| Data section |
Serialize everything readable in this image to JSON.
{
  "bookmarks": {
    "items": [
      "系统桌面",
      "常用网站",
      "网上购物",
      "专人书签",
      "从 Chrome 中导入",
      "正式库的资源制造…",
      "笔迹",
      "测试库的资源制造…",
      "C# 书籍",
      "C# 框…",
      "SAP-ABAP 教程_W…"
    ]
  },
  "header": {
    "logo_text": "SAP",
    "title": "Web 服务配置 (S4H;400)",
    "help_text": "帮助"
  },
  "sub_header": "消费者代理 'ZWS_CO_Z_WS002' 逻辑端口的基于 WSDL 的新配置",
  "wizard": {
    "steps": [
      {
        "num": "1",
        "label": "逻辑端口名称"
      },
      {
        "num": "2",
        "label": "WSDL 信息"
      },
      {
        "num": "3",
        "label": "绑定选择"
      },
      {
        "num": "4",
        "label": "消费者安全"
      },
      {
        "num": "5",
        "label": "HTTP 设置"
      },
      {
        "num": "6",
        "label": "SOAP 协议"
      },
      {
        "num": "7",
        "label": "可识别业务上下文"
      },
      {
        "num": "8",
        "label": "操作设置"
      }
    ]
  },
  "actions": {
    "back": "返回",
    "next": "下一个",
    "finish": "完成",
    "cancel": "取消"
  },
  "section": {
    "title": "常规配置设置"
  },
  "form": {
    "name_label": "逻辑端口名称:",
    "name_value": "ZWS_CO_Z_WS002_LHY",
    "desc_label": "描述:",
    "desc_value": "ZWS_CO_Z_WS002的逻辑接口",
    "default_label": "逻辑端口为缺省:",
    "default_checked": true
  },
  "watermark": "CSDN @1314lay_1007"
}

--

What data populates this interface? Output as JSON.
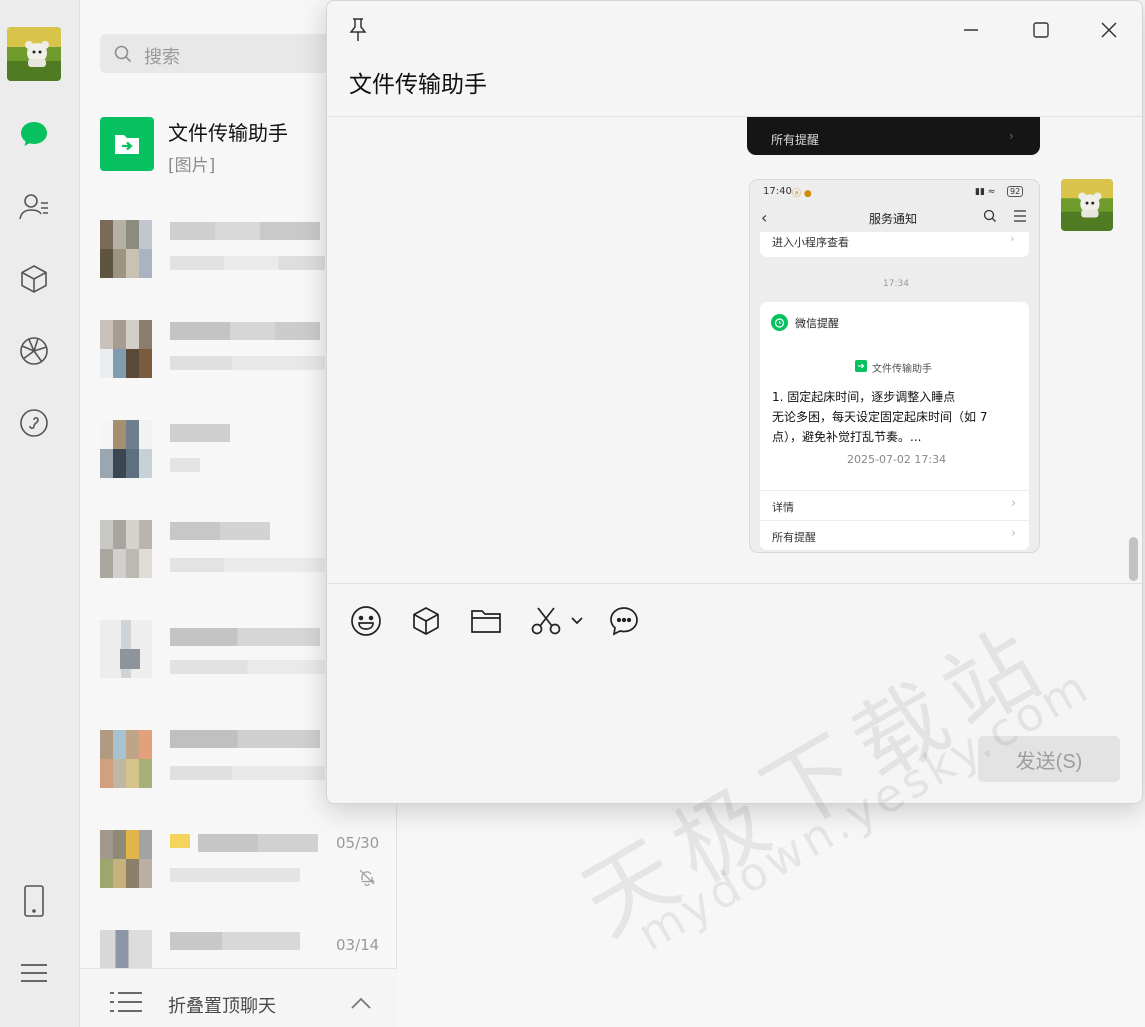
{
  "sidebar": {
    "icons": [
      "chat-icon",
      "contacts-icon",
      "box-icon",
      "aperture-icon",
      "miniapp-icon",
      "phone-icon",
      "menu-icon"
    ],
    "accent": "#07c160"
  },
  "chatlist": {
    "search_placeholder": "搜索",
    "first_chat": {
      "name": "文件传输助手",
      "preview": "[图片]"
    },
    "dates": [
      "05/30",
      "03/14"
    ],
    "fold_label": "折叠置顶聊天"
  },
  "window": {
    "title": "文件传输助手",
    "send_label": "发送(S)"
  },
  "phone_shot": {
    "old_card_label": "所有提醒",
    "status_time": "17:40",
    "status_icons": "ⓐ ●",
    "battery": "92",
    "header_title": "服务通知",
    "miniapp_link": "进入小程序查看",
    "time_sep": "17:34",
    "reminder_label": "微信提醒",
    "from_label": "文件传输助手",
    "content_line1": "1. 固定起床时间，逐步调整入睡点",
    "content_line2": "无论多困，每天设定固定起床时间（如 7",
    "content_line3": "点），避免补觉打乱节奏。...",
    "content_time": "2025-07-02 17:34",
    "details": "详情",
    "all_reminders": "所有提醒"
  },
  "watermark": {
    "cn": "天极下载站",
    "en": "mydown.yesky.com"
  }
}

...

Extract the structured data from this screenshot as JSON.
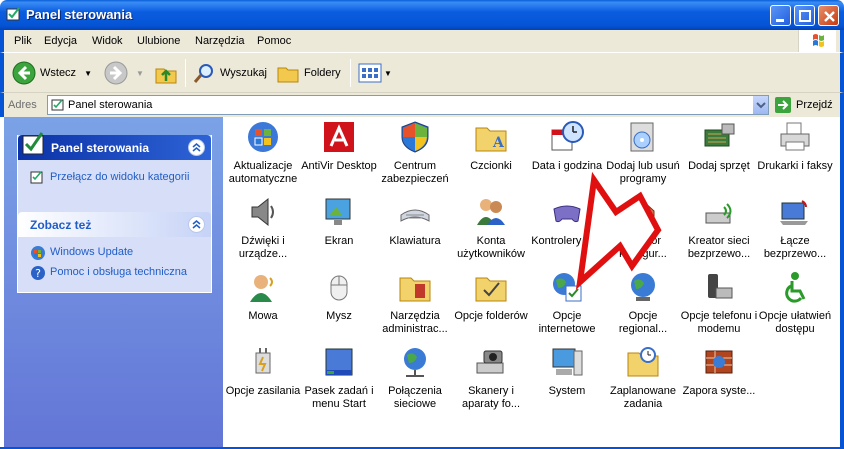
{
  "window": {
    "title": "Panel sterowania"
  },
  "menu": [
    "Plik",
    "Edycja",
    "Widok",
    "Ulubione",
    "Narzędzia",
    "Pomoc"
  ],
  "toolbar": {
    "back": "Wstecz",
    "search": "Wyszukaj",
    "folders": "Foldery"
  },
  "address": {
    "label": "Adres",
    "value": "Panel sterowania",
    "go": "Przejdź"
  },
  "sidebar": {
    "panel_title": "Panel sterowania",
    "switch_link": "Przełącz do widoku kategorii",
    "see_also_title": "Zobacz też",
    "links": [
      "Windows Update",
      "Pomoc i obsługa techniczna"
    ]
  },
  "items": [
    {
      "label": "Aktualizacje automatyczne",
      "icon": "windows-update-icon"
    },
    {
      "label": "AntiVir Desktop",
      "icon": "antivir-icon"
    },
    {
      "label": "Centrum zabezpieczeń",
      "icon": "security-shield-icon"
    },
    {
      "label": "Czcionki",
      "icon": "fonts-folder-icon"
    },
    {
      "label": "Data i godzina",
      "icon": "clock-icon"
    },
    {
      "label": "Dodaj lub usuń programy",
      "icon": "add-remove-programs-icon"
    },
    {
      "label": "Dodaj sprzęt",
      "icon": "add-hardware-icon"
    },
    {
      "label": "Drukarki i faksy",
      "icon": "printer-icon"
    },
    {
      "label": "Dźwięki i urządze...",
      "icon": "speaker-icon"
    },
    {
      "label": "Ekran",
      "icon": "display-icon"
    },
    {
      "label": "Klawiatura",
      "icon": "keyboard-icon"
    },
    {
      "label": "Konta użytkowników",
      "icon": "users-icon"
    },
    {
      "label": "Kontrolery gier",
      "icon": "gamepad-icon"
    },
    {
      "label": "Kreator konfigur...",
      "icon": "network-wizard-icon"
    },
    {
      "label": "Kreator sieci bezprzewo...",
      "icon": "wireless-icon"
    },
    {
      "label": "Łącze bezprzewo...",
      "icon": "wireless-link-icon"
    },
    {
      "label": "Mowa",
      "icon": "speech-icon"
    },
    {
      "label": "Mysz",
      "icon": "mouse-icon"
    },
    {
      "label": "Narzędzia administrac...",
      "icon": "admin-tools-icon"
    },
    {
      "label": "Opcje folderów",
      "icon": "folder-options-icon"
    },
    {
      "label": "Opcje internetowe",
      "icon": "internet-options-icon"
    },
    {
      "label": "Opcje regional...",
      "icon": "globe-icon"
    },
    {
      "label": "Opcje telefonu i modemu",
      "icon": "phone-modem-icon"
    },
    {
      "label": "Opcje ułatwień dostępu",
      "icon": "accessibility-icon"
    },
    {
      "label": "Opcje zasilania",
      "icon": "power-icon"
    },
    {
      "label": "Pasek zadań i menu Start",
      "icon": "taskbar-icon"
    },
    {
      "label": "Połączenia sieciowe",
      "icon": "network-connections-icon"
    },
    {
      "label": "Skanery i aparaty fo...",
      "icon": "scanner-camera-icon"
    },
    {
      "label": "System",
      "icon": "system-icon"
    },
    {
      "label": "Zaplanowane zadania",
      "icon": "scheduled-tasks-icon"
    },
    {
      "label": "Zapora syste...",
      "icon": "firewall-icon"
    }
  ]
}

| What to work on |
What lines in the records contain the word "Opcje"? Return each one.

| Solution |
      "label": "Opcje folderów",
      "label": "Opcje internetowe",
      "label": "Opcje regional...",
      "label": "Opcje telefonu i modemu",
      "label": "Opcje ułatwień dostępu",
      "label": "Opcje zasilania",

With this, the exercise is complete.